Data for processing >>

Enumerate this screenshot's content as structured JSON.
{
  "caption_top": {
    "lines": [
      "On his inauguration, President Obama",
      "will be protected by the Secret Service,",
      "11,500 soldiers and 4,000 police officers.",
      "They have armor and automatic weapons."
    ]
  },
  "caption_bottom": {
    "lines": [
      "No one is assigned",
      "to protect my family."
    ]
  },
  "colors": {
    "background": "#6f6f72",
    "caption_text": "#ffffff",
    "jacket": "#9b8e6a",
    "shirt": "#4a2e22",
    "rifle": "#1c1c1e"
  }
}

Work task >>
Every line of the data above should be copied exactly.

Exercise response >>
Enumerate this screenshot's content as structured JSON.
{
  "caption_top": {
    "lines": [
      "On his inauguration, President Obama",
      "will be protected by the Secret Service,",
      "11,500 soldiers and 4,000 police officers.",
      "They have armor and automatic weapons."
    ]
  },
  "caption_bottom": {
    "lines": [
      "No one is assigned",
      "to protect my family."
    ]
  },
  "colors": {
    "background": "#6f6f72",
    "caption_text": "#ffffff",
    "jacket": "#9b8e6a",
    "shirt": "#4a2e22",
    "rifle": "#1c1c1e"
  }
}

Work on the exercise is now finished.